What else? learners remember more lexical feedback than grammatical and in fact generally ask more questions about vocabulary, although this sort of questioning does tend to be at higher levels rather than lower. The other humdinger moment for me was the revelation that our learners should be aiming at developing around 12-15 words a lesson in order to progress appropriately.
So I found myself thinking, as one does at these times, about my own lessons. I reckon that I’m pretty good at reformulating and am definitely one for letting language emerge “on demand” in the lesson rather than being overtly dependent upon “input” language.
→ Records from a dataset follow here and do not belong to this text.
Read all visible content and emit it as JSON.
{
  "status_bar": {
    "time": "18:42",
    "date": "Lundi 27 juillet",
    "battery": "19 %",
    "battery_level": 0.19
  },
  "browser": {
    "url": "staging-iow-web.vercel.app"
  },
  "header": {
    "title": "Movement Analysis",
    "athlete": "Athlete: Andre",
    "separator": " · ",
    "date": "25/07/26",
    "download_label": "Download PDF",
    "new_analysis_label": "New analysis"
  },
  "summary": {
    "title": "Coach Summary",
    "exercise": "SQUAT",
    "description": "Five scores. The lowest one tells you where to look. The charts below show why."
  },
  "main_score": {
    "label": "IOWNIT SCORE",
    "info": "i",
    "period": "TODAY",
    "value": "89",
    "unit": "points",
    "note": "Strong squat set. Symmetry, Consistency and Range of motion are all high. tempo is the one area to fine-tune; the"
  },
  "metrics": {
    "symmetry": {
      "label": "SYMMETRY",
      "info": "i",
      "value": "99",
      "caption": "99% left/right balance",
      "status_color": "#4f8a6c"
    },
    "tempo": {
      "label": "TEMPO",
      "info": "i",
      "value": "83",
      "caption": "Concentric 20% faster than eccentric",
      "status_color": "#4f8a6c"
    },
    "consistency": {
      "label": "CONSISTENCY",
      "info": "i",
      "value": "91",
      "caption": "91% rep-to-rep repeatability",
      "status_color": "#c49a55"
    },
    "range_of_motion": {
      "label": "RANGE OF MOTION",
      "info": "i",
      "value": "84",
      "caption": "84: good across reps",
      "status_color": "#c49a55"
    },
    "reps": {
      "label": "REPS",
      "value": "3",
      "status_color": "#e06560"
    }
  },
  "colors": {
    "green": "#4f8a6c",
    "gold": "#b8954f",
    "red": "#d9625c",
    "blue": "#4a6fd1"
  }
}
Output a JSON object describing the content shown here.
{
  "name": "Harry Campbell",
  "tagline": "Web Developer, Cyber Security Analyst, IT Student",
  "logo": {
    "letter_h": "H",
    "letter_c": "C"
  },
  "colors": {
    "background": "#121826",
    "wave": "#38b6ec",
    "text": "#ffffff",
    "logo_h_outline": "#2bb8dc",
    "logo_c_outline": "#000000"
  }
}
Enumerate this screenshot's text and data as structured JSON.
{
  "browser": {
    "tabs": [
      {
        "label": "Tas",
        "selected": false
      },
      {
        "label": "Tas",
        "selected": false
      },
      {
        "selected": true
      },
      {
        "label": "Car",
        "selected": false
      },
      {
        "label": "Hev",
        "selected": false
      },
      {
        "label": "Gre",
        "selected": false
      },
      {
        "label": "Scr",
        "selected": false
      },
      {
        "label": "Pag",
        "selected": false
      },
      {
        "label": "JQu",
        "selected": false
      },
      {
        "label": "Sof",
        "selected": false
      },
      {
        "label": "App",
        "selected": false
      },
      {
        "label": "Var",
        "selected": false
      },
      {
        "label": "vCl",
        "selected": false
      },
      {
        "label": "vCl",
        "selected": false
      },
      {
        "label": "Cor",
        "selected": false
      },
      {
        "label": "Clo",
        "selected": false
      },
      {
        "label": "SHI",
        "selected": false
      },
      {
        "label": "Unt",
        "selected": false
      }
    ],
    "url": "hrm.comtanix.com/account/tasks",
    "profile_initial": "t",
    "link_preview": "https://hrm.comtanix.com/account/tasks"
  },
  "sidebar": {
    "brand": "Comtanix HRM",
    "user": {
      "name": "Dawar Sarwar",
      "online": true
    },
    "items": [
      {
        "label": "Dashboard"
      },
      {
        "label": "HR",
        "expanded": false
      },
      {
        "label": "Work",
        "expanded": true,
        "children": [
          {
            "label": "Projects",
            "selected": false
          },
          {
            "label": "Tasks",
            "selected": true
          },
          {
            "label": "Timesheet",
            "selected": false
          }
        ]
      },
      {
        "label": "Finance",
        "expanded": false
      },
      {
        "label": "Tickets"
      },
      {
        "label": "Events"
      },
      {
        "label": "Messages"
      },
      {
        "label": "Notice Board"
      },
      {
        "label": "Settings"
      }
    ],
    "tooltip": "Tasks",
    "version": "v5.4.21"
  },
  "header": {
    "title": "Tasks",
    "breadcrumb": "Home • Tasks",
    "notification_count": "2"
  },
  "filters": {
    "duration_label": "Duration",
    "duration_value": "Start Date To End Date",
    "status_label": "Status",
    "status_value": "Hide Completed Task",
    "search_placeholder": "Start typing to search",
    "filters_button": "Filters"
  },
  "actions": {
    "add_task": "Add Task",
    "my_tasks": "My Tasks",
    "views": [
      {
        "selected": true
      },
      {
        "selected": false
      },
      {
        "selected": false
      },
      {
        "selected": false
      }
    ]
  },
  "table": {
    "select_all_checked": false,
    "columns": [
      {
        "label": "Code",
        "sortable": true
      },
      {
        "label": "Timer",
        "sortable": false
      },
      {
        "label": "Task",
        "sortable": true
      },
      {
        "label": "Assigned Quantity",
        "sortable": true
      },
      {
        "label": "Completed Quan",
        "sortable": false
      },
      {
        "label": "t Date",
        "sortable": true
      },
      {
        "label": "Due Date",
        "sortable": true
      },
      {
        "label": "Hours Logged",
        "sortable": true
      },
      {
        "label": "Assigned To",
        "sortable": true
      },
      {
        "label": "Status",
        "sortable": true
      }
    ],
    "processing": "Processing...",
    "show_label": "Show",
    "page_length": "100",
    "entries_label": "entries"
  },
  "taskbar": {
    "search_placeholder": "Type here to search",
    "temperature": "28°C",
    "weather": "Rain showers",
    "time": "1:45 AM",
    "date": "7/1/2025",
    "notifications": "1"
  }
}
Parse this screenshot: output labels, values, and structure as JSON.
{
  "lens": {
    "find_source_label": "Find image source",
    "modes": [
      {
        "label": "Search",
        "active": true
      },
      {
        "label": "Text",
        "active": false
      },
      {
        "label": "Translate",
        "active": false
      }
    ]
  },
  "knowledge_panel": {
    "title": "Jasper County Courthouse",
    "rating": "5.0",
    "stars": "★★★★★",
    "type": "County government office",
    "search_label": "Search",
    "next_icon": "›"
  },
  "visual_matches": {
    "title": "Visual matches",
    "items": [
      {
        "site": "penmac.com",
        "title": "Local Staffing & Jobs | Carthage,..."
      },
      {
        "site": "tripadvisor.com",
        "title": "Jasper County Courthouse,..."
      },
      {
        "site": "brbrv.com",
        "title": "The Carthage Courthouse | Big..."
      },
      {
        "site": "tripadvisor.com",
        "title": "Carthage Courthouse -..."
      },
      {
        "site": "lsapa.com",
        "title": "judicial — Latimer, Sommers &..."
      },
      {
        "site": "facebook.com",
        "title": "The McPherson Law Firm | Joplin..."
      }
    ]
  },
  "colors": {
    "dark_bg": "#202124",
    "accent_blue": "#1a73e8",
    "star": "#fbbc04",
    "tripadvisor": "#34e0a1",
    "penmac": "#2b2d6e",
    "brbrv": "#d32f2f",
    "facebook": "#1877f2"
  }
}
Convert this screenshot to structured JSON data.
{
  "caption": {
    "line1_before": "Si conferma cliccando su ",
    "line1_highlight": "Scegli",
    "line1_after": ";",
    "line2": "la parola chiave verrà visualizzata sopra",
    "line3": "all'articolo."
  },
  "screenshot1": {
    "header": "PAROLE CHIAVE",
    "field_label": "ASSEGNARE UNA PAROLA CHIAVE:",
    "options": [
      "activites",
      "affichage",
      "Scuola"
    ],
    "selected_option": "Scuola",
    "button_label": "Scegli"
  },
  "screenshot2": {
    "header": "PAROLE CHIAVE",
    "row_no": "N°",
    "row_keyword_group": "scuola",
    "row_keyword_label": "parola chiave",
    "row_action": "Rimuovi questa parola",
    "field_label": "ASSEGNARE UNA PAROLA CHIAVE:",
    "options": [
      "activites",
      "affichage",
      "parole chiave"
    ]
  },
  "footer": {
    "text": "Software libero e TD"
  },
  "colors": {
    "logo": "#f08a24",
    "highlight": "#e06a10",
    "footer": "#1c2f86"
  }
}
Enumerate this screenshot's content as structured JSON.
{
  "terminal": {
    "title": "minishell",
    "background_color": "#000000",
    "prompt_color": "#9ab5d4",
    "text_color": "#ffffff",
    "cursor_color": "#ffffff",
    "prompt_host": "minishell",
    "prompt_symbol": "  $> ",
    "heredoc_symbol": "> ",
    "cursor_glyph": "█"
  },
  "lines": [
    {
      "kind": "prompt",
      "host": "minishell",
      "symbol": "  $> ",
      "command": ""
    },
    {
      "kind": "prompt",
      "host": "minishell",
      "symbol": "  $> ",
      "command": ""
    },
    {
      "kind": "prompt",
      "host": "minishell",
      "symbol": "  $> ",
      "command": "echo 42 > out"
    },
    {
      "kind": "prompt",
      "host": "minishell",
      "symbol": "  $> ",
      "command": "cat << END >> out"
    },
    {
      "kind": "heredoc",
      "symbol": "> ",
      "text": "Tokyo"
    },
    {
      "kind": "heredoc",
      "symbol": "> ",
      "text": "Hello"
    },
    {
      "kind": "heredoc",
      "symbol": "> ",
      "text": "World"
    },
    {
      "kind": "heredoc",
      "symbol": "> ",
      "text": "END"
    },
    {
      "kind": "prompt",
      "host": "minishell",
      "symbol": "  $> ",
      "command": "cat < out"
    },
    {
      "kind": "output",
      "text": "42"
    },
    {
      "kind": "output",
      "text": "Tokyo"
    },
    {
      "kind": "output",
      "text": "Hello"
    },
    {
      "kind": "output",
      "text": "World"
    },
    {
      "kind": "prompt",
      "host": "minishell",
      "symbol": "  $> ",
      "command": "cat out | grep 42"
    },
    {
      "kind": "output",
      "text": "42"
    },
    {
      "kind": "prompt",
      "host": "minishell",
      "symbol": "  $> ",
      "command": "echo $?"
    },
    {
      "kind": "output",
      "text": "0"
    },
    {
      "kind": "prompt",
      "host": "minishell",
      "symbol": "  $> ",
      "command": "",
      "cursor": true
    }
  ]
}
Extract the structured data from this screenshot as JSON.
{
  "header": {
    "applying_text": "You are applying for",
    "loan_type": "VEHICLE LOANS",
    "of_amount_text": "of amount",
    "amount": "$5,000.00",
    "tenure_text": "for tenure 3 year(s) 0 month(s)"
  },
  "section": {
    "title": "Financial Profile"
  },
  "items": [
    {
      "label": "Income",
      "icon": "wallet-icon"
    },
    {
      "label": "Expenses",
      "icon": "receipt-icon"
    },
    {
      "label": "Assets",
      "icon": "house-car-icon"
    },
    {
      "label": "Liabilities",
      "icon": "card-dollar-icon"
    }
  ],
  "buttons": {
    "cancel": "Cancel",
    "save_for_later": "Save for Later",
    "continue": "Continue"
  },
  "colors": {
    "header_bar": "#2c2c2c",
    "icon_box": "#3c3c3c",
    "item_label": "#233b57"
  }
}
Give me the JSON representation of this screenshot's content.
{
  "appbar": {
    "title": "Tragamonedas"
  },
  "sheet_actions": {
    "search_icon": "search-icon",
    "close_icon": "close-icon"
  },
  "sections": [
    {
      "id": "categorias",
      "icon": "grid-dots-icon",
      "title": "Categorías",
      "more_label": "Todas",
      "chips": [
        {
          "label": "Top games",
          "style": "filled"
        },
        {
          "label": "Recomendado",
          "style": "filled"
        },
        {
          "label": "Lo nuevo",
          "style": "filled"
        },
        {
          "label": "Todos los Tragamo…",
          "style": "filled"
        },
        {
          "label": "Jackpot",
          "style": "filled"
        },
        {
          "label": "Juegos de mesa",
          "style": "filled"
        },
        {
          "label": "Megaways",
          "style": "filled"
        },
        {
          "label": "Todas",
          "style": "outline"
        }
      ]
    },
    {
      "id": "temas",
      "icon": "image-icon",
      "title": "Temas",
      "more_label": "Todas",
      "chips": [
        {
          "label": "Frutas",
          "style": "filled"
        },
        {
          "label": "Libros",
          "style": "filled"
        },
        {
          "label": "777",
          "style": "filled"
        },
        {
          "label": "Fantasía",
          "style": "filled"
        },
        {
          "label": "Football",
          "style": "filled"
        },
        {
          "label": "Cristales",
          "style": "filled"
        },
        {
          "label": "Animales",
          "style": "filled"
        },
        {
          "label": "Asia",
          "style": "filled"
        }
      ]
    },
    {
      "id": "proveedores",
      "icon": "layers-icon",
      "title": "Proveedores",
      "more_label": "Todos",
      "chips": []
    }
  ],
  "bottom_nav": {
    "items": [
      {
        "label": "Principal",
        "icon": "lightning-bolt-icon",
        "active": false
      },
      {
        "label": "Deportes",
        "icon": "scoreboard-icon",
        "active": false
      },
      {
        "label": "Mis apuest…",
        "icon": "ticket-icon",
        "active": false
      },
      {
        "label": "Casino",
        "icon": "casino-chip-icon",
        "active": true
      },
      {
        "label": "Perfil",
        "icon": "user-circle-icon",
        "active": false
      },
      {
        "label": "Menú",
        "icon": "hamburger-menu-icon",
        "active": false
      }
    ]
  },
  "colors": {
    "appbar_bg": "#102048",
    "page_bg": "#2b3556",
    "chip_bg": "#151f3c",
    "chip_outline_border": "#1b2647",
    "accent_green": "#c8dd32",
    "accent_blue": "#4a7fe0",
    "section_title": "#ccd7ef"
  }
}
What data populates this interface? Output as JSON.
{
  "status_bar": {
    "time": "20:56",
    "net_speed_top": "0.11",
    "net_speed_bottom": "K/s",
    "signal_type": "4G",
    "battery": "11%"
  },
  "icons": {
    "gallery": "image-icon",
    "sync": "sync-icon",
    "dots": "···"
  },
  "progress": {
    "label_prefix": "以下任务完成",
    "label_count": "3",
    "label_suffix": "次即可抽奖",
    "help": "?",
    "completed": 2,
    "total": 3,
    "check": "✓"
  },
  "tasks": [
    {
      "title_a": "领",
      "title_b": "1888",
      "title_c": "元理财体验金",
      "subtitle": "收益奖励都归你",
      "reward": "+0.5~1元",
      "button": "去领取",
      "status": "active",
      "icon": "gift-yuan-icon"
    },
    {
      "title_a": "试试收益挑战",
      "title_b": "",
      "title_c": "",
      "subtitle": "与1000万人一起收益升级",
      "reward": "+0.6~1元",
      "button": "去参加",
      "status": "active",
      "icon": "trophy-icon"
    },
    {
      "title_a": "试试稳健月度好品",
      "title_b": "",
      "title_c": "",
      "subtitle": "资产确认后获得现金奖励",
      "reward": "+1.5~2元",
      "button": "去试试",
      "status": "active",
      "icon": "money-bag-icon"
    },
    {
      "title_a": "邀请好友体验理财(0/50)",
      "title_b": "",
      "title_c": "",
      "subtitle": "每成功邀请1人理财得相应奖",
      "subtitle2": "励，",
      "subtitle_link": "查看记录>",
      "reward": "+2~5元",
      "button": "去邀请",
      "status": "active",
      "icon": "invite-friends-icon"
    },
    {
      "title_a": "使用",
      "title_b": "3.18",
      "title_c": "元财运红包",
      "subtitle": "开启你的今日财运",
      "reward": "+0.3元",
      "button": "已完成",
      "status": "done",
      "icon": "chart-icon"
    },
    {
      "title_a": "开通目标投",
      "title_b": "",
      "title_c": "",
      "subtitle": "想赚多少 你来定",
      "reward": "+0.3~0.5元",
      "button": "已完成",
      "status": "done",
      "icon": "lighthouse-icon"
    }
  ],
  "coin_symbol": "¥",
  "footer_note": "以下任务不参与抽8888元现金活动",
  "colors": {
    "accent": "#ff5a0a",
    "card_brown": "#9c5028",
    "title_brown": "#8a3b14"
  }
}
I’m also fairly good at recording the language that arises, usually informally, I think: the day before the workshop I was revisiting an old IWB file with a colleague and found myself wondering how a whole bunch of words had appeared on the slide, which appeared to have only the most tenuous links to the main information. Where I know I need to do better, then, is the follow up work, the consolidation, if you like, something I want to be much much better at next year. I think I do it in the lesson, and I’ve noticed students doing this sort of conscious application of new language in the moment, but as was discussed in the workshop, teachers need to actively promote this kind of emergent, negotiated language in order to enhance learning – students need to know that the language is there and do something with it.
This is, of course, going to appeal to me as a piece of research, and I guess when you sign up to sessions at a confenrence it is often a bit of an echo chamber – I’m unlikely to be going to sessions on, say, SMART targets, or engaging learners with learning outcomes, because I’d rather scoop out my hear with a spoon than listen to someone extolling cheap performance managed behaviourism, but I’m likely to be battering down the door to a workshop on conversation and emergent language. But then you go to conferences to find out more about things you are interested in, I guess: it’s not a comprehensive education, so to speak. I’d have been deeply disappointed to find out about Richard’s workshop second hand, whatever happened.
I’ve just seen the wordcount in the bottom corner creeping up towards 1500, so I think I should probably stop. This doesn’t mean I’ve nothing to say about storytelling from Jamie Keddie, just that this post is getting ridiculously long! In a lot of ways Jami’s talk on storytelling and ways to exploit videos in line with this was similar – after all, these kinds of activities often build on language that emerges in reaction to, or as part of the story – opportunities are presented for emergent language which can be capitalised upon and exploited in just the same way.
So it was a good day, and a good event – I’ve got a serious batch of ideas for next year, which is sort of the point, isn’t it?